(Records contained in a dataset)
-- Opening Marker --
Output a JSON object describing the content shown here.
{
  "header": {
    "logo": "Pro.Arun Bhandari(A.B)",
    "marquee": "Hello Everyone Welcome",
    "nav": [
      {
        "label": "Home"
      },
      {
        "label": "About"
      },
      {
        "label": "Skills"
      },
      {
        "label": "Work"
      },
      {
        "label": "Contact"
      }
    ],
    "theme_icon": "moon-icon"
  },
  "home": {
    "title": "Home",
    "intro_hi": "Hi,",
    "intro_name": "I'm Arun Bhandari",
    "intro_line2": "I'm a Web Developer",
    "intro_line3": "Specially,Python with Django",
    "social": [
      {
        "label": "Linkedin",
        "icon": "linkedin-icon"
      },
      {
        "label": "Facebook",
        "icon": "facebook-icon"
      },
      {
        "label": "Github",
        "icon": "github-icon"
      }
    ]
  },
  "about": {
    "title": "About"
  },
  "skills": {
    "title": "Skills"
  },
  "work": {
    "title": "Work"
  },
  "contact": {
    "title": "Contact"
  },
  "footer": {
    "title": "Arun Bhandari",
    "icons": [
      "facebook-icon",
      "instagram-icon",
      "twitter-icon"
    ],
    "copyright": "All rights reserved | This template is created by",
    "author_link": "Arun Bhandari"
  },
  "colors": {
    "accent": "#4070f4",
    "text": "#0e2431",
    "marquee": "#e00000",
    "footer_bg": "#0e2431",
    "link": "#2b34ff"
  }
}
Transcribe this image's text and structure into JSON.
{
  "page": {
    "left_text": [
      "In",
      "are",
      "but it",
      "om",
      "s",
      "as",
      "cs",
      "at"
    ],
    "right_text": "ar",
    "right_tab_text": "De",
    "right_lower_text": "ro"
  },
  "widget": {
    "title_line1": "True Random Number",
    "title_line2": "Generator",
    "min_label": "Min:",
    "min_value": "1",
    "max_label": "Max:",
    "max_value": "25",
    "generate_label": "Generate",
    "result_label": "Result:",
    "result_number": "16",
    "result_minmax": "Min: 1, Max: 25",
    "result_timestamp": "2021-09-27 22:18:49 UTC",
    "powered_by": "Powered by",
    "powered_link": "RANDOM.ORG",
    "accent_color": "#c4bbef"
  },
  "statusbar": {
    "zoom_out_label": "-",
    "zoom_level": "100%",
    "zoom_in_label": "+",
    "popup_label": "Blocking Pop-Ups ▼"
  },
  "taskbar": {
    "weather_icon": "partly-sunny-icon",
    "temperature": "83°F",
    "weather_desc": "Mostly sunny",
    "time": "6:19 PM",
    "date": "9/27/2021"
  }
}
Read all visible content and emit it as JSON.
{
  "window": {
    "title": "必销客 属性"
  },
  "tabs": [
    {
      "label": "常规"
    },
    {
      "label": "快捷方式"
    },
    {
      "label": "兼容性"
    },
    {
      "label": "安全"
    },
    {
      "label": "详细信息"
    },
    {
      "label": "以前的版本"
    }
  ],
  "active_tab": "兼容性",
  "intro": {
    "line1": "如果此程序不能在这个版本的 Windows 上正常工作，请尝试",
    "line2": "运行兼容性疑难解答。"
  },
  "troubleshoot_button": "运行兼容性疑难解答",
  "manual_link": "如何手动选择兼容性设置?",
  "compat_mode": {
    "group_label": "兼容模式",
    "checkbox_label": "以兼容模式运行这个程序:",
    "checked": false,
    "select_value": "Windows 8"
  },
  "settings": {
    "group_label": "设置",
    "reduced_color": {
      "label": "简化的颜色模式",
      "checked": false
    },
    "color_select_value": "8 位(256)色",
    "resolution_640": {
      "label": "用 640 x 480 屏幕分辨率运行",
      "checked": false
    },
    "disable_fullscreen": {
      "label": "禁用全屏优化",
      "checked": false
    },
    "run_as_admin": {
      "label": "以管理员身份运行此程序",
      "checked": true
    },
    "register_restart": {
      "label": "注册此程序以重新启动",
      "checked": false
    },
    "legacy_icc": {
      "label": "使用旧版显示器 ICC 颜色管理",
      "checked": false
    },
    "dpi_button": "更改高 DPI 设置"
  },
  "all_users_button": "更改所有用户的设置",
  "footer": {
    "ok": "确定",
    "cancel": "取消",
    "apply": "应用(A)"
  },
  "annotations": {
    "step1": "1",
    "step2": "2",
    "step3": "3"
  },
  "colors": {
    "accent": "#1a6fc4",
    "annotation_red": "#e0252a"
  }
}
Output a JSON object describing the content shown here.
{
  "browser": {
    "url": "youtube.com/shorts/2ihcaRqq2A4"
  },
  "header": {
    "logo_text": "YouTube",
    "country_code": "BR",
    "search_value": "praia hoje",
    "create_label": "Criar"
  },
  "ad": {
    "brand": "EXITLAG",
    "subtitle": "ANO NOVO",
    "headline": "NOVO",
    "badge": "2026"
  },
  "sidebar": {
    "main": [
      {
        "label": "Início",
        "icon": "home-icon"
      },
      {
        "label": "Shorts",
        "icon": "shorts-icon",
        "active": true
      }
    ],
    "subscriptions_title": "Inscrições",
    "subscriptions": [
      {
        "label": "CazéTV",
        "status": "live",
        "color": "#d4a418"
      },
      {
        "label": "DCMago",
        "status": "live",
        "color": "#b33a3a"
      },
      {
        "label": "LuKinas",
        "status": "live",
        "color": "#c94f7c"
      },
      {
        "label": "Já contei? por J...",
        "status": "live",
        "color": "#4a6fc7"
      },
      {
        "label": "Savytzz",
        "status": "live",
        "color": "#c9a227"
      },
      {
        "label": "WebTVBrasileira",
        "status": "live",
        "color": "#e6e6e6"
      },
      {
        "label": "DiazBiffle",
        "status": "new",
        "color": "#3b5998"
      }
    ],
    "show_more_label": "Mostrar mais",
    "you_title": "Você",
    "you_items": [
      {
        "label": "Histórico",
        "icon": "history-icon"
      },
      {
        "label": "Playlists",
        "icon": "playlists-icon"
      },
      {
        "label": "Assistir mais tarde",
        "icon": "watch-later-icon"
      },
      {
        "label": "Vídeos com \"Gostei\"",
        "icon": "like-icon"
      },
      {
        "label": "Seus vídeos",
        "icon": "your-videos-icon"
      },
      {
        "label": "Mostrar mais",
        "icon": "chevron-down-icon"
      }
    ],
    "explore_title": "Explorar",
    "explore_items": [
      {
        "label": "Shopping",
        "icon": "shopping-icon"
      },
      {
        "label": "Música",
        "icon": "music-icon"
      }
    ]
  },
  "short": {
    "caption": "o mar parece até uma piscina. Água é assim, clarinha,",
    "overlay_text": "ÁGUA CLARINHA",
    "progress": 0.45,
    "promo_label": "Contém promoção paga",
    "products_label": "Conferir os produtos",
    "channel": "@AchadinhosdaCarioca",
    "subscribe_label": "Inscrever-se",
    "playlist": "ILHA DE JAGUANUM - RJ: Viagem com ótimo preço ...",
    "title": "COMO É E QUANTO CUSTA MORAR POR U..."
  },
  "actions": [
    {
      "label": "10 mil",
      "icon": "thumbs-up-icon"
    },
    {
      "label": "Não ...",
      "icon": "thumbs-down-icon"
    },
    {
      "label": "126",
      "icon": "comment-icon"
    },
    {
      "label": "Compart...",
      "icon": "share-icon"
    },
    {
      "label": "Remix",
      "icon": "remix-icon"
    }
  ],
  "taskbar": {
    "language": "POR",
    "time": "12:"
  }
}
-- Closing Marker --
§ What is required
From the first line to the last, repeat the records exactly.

§ Task output
Output a JSON object describing the content shown here.
{
  "header": {
    "logo": "Pro.Arun Bhandari(A.B)",
    "marquee": "Hello Everyone Welcome",
    "nav": [
      {
        "label": "Home"
      },
      {
        "label": "About"
      },
      {
        "label": "Skills"
      },
      {
        "label": "Work"
      },
      {
        "label": "Contact"
      }
    ],
    "theme_icon": "moon-icon"
  },
  "home": {
    "title": "Home",
    "intro_hi": "Hi,",
    "intro_name": "I'm Arun Bhandari",
    "intro_line2": "I'm a Web Developer",
    "intro_line3": "Specially,Python with Django",
    "social": [
      {
        "label": "Linkedin",
        "icon": "linkedin-icon"
      },
      {
        "label": "Facebook",
        "icon": "facebook-icon"
      },
      {
        "label": "Github",
        "icon": "github-icon"
      }
    ]
  },
  "about": {
    "title": "About"
  },
  "skills": {
    "title": "Skills"
  },
  "work": {
    "title": "Work"
  },
  "contact": {
    "title": "Contact"
  },
  "footer": {
    "title": "Arun Bhandari",
    "icons": [
      "facebook-icon",
      "instagram-icon",
      "twitter-icon"
    ],
    "copyright": "All rights reserved | This template is created by",
    "author_link": "Arun Bhandari"
  },
  "colors": {
    "accent": "#4070f4",
    "text": "#0e2431",
    "marquee": "#e00000",
    "footer_bg": "#0e2431",
    "link": "#2b34ff"
  }
}
Transcribe this image's text and structure into JSON.
{
  "page": {
    "left_text": [
      "In",
      "are",
      "but it",
      "om",
      "s",
      "as",
      "cs",
      "at"
    ],
    "right_text": "ar",
    "right_tab_text": "De",
    "right_lower_text": "ro"
  },
  "widget": {
    "title_line1": "True Random Number",
    "title_line2": "Generator",
    "min_label": "Min:",
    "min_value": "1",
    "max_label": "Max:",
    "max_value": "25",
    "generate_label": "Generate",
    "result_label": "Result:",
    "result_number": "16",
    "result_minmax": "Min: 1, Max: 25",
    "result_timestamp": "2021-09-27 22:18:49 UTC",
    "powered_by": "Powered by",
    "powered_link": "RANDOM.ORG",
    "accent_color": "#c4bbef"
  },
  "statusbar": {
    "zoom_out_label": "-",
    "zoom_level": "100%",
    "zoom_in_label": "+",
    "popup_label": "Blocking Pop-Ups ▼"
  },
  "taskbar": {
    "weather_icon": "partly-sunny-icon",
    "temperature": "83°F",
    "weather_desc": "Mostly sunny",
    "time": "6:19 PM",
    "date": "9/27/2021"
  }
}
Read all visible content and emit it as JSON.
{
  "window": {
    "title": "必销客 属性"
  },
  "tabs": [
    {
      "label": "常规"
    },
    {
      "label": "快捷方式"
    },
    {
      "label": "兼容性"
    },
    {
      "label": "安全"
    },
    {
      "label": "详细信息"
    },
    {
      "label": "以前的版本"
    }
  ],
  "active_tab": "兼容性",
  "intro": {
    "line1": "如果此程序不能在这个版本的 Windows 上正常工作，请尝试",
    "line2": "运行兼容性疑难解答。"
  },
  "troubleshoot_button": "运行兼容性疑难解答",
  "manual_link": "如何手动选择兼容性设置?",
  "compat_mode": {
    "group_label": "兼容模式",
    "checkbox_label": "以兼容模式运行这个程序:",
    "checked": false,
    "select_value": "Windows 8"
  },
  "settings": {
    "group_label": "设置",
    "reduced_color": {
      "label": "简化的颜色模式",
      "checked": false
    },
    "color_select_value": "8 位(256)色",
    "resolution_640": {
      "label": "用 640 x 480 屏幕分辨率运行",
      "checked": false
    },
    "disable_fullscreen": {
      "label": "禁用全屏优化",
      "checked": false
    },
    "run_as_admin": {
      "label": "以管理员身份运行此程序",
      "checked": true
    },
    "register_restart": {
      "label": "注册此程序以重新启动",
      "checked": false
    },
    "legacy_icc": {
      "label": "使用旧版显示器 ICC 颜色管理",
      "checked": false
    },
    "dpi_button": "更改高 DPI 设置"
  },
  "all_users_button": "更改所有用户的设置",
  "footer": {
    "ok": "确定",
    "cancel": "取消",
    "apply": "应用(A)"
  },
  "annotations": {
    "step1": "1",
    "step2": "2",
    "step3": "3"
  },
  "colors": {
    "accent": "#1a6fc4",
    "annotation_red": "#e0252a"
  }
}
Output a JSON object describing the content shown here.
{
  "browser": {
    "url": "youtube.com/shorts/2ihcaRqq2A4"
  },
  "header": {
    "logo_text": "YouTube",
    "country_code": "BR",
    "search_value": "praia hoje",
    "create_label": "Criar"
  },
  "ad": {
    "brand": "EXITLAG",
    "subtitle": "ANO NOVO",
    "headline": "NOVO",
    "badge": "2026"
  },
  "sidebar": {
    "main": [
      {
        "label": "Início",
        "icon": "home-icon"
      },
      {
        "label": "Shorts",
        "icon": "shorts-icon",
        "active": true
      }
    ],
    "subscriptions_title": "Inscrições",
    "subscriptions": [
      {
        "label": "CazéTV",
        "status": "live",
        "color": "#d4a418"
      },
      {
        "label": "DCMago",
        "status": "live",
        "color": "#b33a3a"
      },
      {
        "label": "LuKinas",
        "status": "live",
        "color": "#c94f7c"
      },
      {
        "label": "Já contei? por J...",
        "status": "live",
        "color": "#4a6fc7"
      },
      {
        "label": "Savytzz",
        "status": "live",
        "color": "#c9a227"
      },
      {
        "label": "WebTVBrasileira",
        "status": "live",
        "color": "#e6e6e6"
      },
      {
        "label": "DiazBiffle",
        "status": "new",
        "color": "#3b5998"
      }
    ],
    "show_more_label": "Mostrar mais",
    "you_title": "Você",
    "you_items": [
      {
        "label": "Histórico",
        "icon": "history-icon"
      },
      {
        "label": "Playlists",
        "icon": "playlists-icon"
      },
      {
        "label": "Assistir mais tarde",
        "icon": "watch-later-icon"
      },
      {
        "label": "Vídeos com \"Gostei\"",
        "icon": "like-icon"
      },
      {
        "label": "Seus vídeos",
        "icon": "your-videos-icon"
      },
      {
        "label": "Mostrar mais",
        "icon": "chevron-down-icon"
      }
    ],
    "explore_title": "Explorar",
    "explore_items": [
      {
        "label": "Shopping",
        "icon": "shopping-icon"
      },
      {
        "label": "Música",
        "icon": "music-icon"
      }
    ]
  },
  "short": {
    "caption": "o mar parece até uma piscina. Água é assim, clarinha,",
    "overlay_text": "ÁGUA CLARINHA",
    "progress": 0.45,
    "promo_label": "Contém promoção paga",
    "products_label": "Conferir os produtos",
    "channel": "@AchadinhosdaCarioca",
    "subscribe_label": "Inscrever-se",
    "playlist": "ILHA DE JAGUANUM - RJ: Viagem com ótimo preço ...",
    "title": "COMO É E QUANTO CUSTA MORAR POR U..."
  },
  "actions": [
    {
      "label": "10 mil",
      "icon": "thumbs-up-icon"
    },
    {
      "label": "Não ...",
      "icon": "thumbs-down-icon"
    },
    {
      "label": "126",
      "icon": "comment-icon"
    },
    {
      "label": "Compart...",
      "icon": "share-icon"
    },
    {
      "label": "Remix",
      "icon": "remix-icon"
    }
  ],
  "taskbar": {
    "language": "POR",
    "time": "12:"
  }
}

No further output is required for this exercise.